WHAT THIS TASK INVOLVES: Leaving out the pictures, reproduce each record exactly and in full.

ENTRIES SUPPLIED:
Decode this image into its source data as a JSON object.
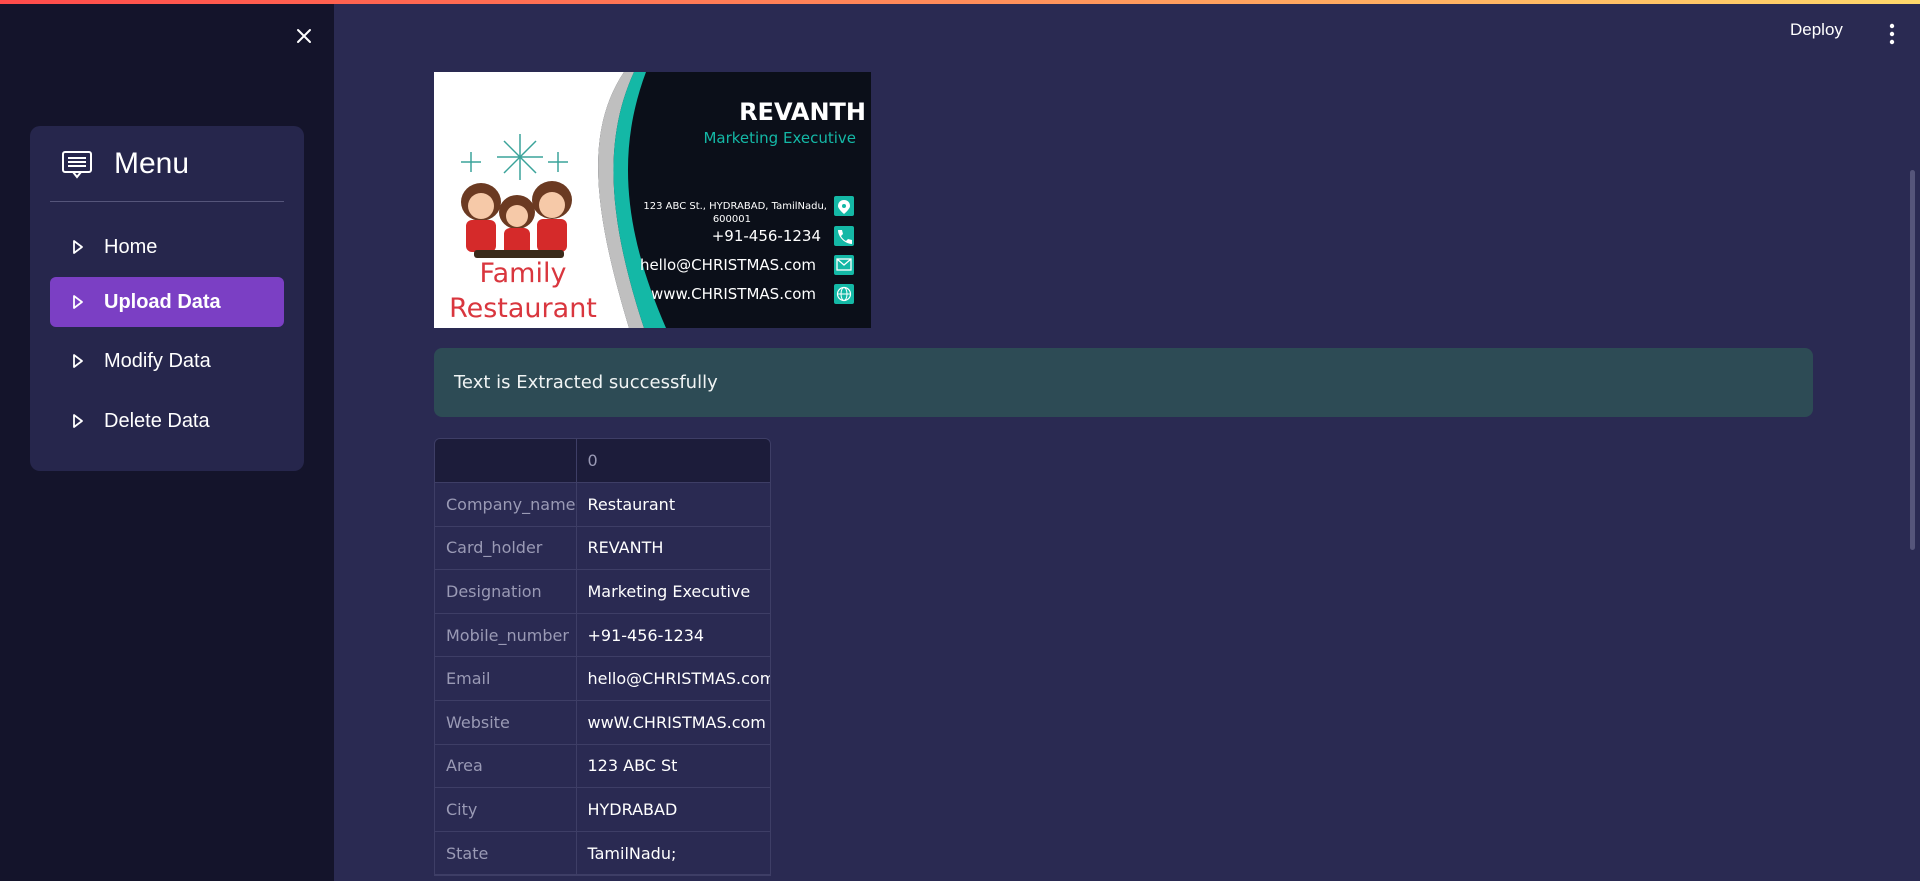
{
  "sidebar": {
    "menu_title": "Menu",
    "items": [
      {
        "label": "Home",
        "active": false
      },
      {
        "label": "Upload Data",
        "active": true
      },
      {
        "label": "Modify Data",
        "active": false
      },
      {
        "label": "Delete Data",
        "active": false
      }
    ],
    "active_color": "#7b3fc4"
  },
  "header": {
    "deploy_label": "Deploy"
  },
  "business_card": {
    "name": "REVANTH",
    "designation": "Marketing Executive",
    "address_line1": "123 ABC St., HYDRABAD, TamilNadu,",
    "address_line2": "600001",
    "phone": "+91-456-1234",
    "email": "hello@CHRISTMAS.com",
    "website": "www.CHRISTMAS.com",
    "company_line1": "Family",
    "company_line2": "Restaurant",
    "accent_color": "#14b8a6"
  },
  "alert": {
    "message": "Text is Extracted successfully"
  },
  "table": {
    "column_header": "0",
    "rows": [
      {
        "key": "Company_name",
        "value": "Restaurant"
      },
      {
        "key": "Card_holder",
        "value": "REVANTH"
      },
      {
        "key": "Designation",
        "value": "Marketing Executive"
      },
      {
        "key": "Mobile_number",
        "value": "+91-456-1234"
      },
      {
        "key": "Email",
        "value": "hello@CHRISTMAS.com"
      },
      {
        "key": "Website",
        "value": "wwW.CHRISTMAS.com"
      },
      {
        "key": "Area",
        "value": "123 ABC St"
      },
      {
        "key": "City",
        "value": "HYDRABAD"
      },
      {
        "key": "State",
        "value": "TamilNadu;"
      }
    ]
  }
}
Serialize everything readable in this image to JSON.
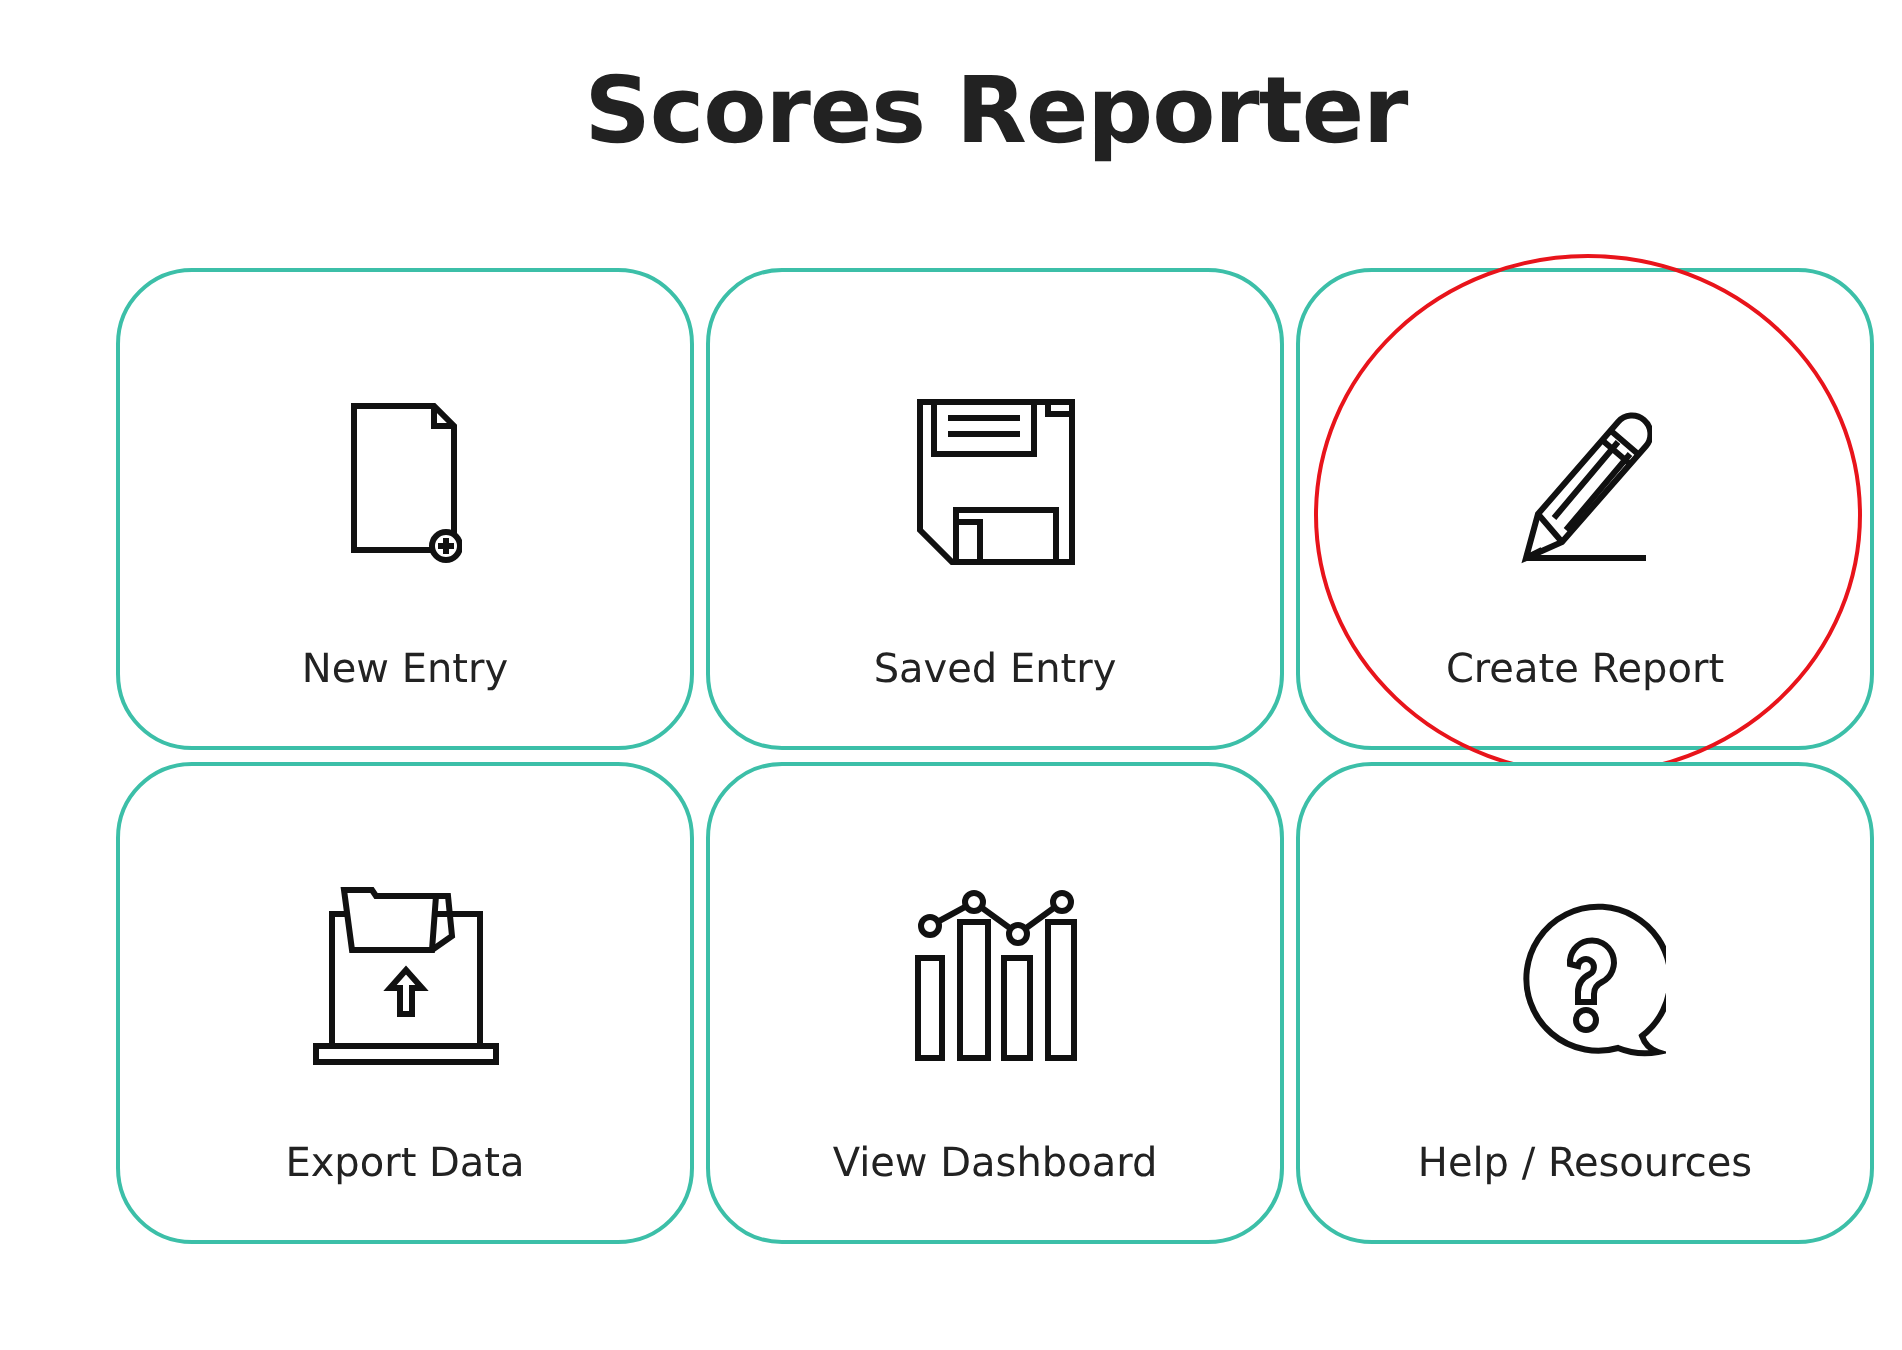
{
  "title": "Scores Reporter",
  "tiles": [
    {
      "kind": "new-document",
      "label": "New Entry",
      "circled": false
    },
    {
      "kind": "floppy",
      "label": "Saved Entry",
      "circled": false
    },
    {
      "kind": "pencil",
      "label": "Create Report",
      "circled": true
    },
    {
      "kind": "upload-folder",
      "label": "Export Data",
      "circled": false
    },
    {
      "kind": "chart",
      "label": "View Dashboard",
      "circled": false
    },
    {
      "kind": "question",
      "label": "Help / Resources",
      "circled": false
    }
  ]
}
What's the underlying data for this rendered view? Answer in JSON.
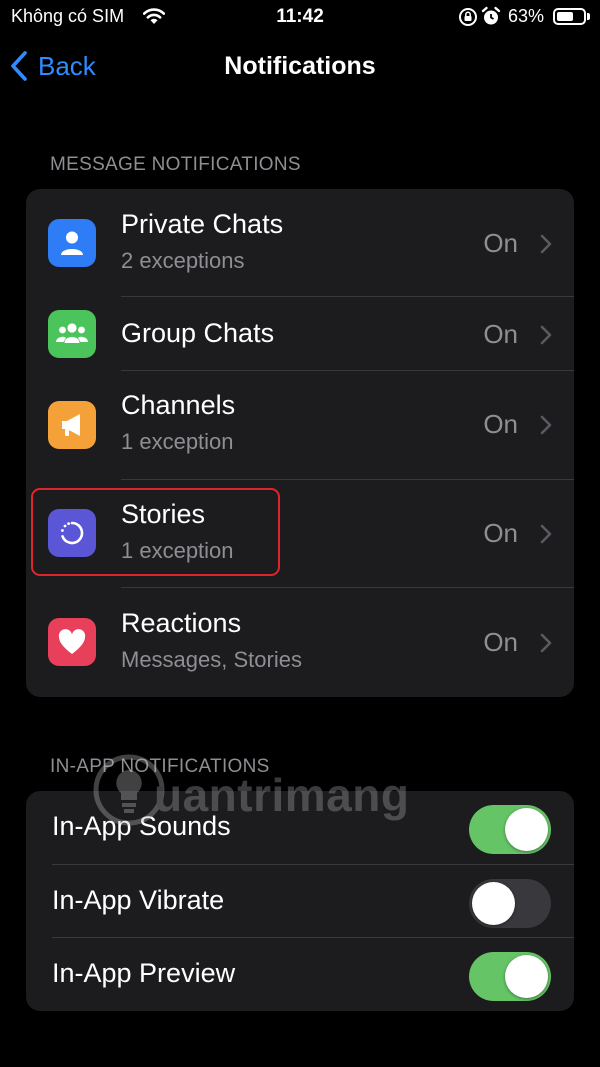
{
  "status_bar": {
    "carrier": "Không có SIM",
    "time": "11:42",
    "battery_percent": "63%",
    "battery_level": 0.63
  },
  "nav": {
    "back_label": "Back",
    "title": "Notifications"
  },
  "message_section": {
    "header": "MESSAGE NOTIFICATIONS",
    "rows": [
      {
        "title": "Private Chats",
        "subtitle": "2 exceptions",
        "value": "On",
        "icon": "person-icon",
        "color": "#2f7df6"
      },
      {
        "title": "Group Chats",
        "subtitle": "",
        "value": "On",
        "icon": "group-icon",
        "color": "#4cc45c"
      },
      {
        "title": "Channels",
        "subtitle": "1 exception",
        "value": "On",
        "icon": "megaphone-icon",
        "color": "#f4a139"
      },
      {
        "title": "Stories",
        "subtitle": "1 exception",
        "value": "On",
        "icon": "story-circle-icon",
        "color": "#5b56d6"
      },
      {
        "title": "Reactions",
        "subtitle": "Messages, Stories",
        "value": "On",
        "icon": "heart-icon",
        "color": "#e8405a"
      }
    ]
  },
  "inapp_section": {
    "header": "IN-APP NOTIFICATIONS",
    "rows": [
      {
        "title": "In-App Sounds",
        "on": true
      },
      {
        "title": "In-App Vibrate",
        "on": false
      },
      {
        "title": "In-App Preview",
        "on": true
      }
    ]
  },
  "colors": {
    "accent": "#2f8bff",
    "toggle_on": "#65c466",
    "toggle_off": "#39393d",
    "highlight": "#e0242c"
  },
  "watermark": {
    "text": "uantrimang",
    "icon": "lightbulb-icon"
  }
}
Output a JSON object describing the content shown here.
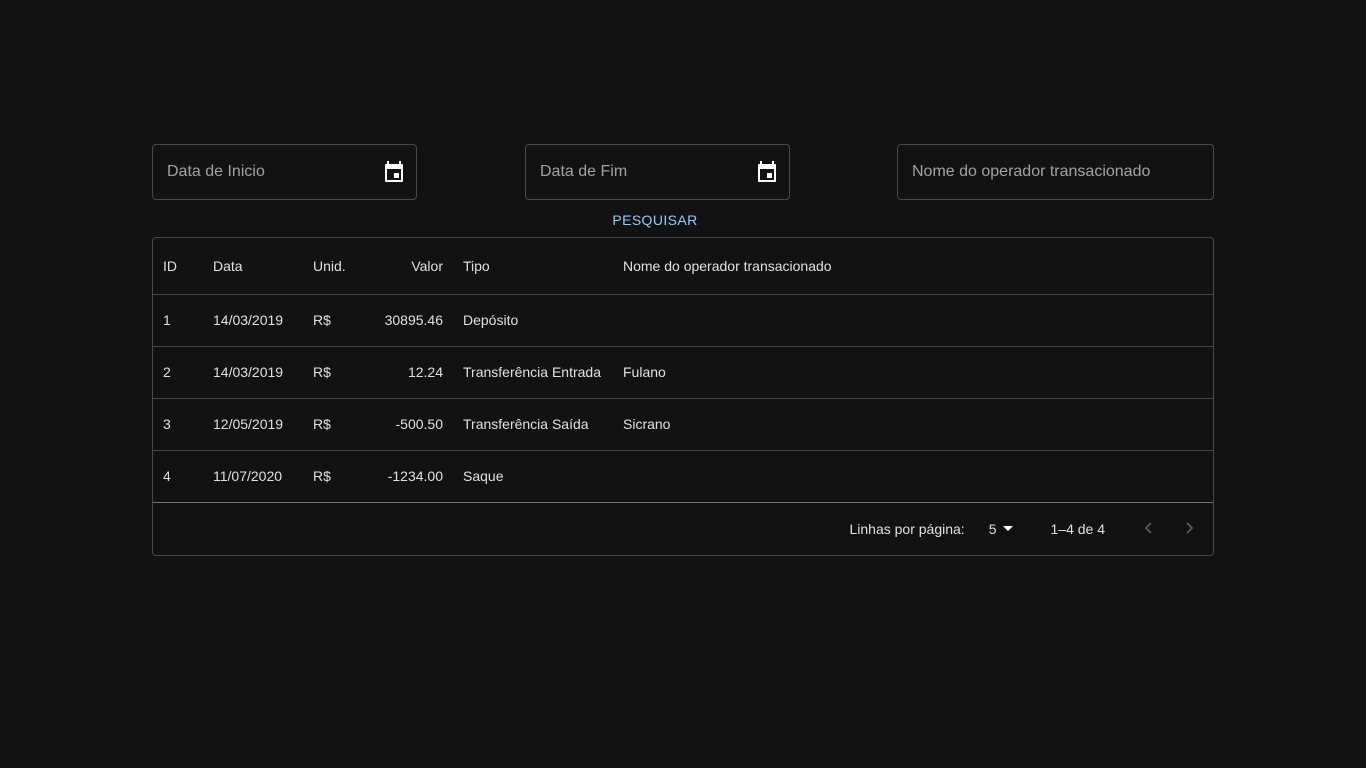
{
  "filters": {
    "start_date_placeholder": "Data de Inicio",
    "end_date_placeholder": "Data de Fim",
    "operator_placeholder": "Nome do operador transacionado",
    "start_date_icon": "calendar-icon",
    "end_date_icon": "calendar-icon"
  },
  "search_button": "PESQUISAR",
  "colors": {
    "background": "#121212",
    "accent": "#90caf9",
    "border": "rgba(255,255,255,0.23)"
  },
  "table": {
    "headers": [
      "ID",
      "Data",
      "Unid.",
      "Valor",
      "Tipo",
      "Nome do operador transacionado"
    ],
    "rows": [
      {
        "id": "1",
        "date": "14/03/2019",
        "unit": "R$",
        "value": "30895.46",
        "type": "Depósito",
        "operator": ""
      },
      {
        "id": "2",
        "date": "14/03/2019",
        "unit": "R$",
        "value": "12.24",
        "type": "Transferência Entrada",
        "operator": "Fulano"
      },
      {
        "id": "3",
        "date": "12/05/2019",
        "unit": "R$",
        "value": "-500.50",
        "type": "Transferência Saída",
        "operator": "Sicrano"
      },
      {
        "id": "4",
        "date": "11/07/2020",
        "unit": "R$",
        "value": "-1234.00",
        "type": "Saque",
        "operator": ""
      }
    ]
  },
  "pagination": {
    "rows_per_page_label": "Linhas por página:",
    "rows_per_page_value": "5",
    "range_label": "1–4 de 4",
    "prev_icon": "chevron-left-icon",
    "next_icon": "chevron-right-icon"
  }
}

REPLY:
Decode this image into its source data as a JSON object.
{
  "sidebar": {
    "menu_title": "Menu",
    "items": [
      {
        "label": "Home",
        "active": false
      },
      {
        "label": "Upload Data",
        "active": true
      },
      {
        "label": "Modify Data",
        "active": false
      },
      {
        "label": "Delete Data",
        "active": false
      }
    ],
    "active_color": "#7b3fc4"
  },
  "header": {
    "deploy_label": "Deploy"
  },
  "business_card": {
    "name": "REVANTH",
    "designation": "Marketing Executive",
    "address_line1": "123 ABC St., HYDRABAD, TamilNadu,",
    "address_line2": "600001",
    "phone": "+91-456-1234",
    "email": "hello@CHRISTMAS.com",
    "website": "www.CHRISTMAS.com",
    "company_line1": "Family",
    "company_line2": "Restaurant",
    "accent_color": "#14b8a6"
  },
  "alert": {
    "message": "Text is Extracted successfully"
  },
  "table": {
    "column_header": "0",
    "rows": [
      {
        "key": "Company_name",
        "value": "Restaurant"
      },
      {
        "key": "Card_holder",
        "value": "REVANTH"
      },
      {
        "key": "Designation",
        "value": "Marketing Executive"
      },
      {
        "key": "Mobile_number",
        "value": "+91-456-1234"
      },
      {
        "key": "Email",
        "value": "hello@CHRISTMAS.com"
      },
      {
        "key": "Website",
        "value": "wwW.CHRISTMAS.com"
      },
      {
        "key": "Area",
        "value": "123 ABC St"
      },
      {
        "key": "City",
        "value": "HYDRABAD"
      },
      {
        "key": "State",
        "value": "TamilNadu;"
      }
    ]
  }
}
Serialize everything readable in this image to JSON.
{
  "title": "Scores Reporter",
  "tiles": [
    {
      "kind": "new-document",
      "label": "New Entry",
      "circled": false
    },
    {
      "kind": "floppy",
      "label": "Saved Entry",
      "circled": false
    },
    {
      "kind": "pencil",
      "label": "Create Report",
      "circled": true
    },
    {
      "kind": "upload-folder",
      "label": "Export Data",
      "circled": false
    },
    {
      "kind": "chart",
      "label": "View Dashboard",
      "circled": false
    },
    {
      "kind": "question",
      "label": "Help / Resources",
      "circled": false
    }
  ]
}
What's the underlying data for this rendered view? Answer in JSON.
{
  "status_bar": {
    "carrier": "Không có SIM",
    "time": "11:42",
    "battery_percent": "63%",
    "battery_level": 0.63
  },
  "nav": {
    "back_label": "Back",
    "title": "Notifications"
  },
  "message_section": {
    "header": "MESSAGE NOTIFICATIONS",
    "rows": [
      {
        "title": "Private Chats",
        "subtitle": "2 exceptions",
        "value": "On",
        "icon": "person-icon",
        "color": "#2f7df6"
      },
      {
        "title": "Group Chats",
        "subtitle": "",
        "value": "On",
        "icon": "group-icon",
        "color": "#4cc45c"
      },
      {
        "title": "Channels",
        "subtitle": "1 exception",
        "value": "On",
        "icon": "megaphone-icon",
        "color": "#f4a139"
      },
      {
        "title": "Stories",
        "subtitle": "1 exception",
        "value": "On",
        "icon": "story-circle-icon",
        "color": "#5b56d6"
      },
      {
        "title": "Reactions",
        "subtitle": "Messages, Stories",
        "value": "On",
        "icon": "heart-icon",
        "color": "#e8405a"
      }
    ]
  },
  "inapp_section": {
    "header": "IN-APP NOTIFICATIONS",
    "rows": [
      {
        "title": "In-App Sounds",
        "on": true
      },
      {
        "title": "In-App Vibrate",
        "on": false
      },
      {
        "title": "In-App Preview",
        "on": true
      }
    ]
  },
  "colors": {
    "accent": "#2f8bff",
    "toggle_on": "#65c466",
    "toggle_off": "#39393d",
    "highlight": "#e0242c"
  },
  "watermark": {
    "text": "uantrimang",
    "icon": "lightbulb-icon"
  }
}
Output a JSON object describing the content shown here.
{
  "filters": {
    "start_date_placeholder": "Data de Inicio",
    "end_date_placeholder": "Data de Fim",
    "operator_placeholder": "Nome do operador transacionado",
    "start_date_icon": "calendar-icon",
    "end_date_icon": "calendar-icon"
  },
  "search_button": "PESQUISAR",
  "colors": {
    "background": "#121212",
    "accent": "#90caf9",
    "border": "rgba(255,255,255,0.23)"
  },
  "table": {
    "headers": [
      "ID",
      "Data",
      "Unid.",
      "Valor",
      "Tipo",
      "Nome do operador transacionado"
    ],
    "rows": [
      {
        "id": "1",
        "date": "14/03/2019",
        "unit": "R$",
        "value": "30895.46",
        "type": "Depósito",
        "operator": ""
      },
      {
        "id": "2",
        "date": "14/03/2019",
        "unit": "R$",
        "value": "12.24",
        "type": "Transferência Entrada",
        "operator": "Fulano"
      },
      {
        "id": "3",
        "date": "12/05/2019",
        "unit": "R$",
        "value": "-500.50",
        "type": "Transferência Saída",
        "operator": "Sicrano"
      },
      {
        "id": "4",
        "date": "11/07/2020",
        "unit": "R$",
        "value": "-1234.00",
        "type": "Saque",
        "operator": ""
      }
    ]
  },
  "pagination": {
    "rows_per_page_label": "Linhas por página:",
    "rows_per_page_value": "5",
    "range_label": "1–4 de 4",
    "prev_icon": "chevron-left-icon",
    "next_icon": "chevron-right-icon"
  }
}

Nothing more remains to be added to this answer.